=== Section Start ===
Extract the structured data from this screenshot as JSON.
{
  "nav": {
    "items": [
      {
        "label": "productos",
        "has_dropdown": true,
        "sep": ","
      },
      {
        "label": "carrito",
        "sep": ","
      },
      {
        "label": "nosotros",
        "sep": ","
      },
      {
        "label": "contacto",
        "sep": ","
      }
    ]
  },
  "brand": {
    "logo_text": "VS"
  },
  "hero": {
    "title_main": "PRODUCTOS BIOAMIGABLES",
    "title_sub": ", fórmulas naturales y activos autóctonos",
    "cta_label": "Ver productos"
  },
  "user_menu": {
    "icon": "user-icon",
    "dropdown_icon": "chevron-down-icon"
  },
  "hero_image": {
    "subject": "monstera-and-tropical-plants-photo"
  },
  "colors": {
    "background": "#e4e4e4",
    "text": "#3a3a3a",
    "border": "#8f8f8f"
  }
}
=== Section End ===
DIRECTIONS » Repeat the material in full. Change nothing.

RESULT OF THE EXERCISE »
Extract the structured data from this screenshot as JSON.
{
  "nav": {
    "items": [
      {
        "label": "productos",
        "has_dropdown": true,
        "sep": ","
      },
      {
        "label": "carrito",
        "sep": ","
      },
      {
        "label": "nosotros",
        "sep": ","
      },
      {
        "label": "contacto",
        "sep": ","
      }
    ]
  },
  "brand": {
    "logo_text": "VS"
  },
  "hero": {
    "title_main": "PRODUCTOS BIOAMIGABLES",
    "title_sub": ", fórmulas naturales y activos autóctonos",
    "cta_label": "Ver productos"
  },
  "user_menu": {
    "icon": "user-icon",
    "dropdown_icon": "chevron-down-icon"
  },
  "hero_image": {
    "subject": "monstera-and-tropical-plants-photo"
  },
  "colors": {
    "background": "#e4e4e4",
    "text": "#3a3a3a",
    "border": "#8f8f8f"
  }
}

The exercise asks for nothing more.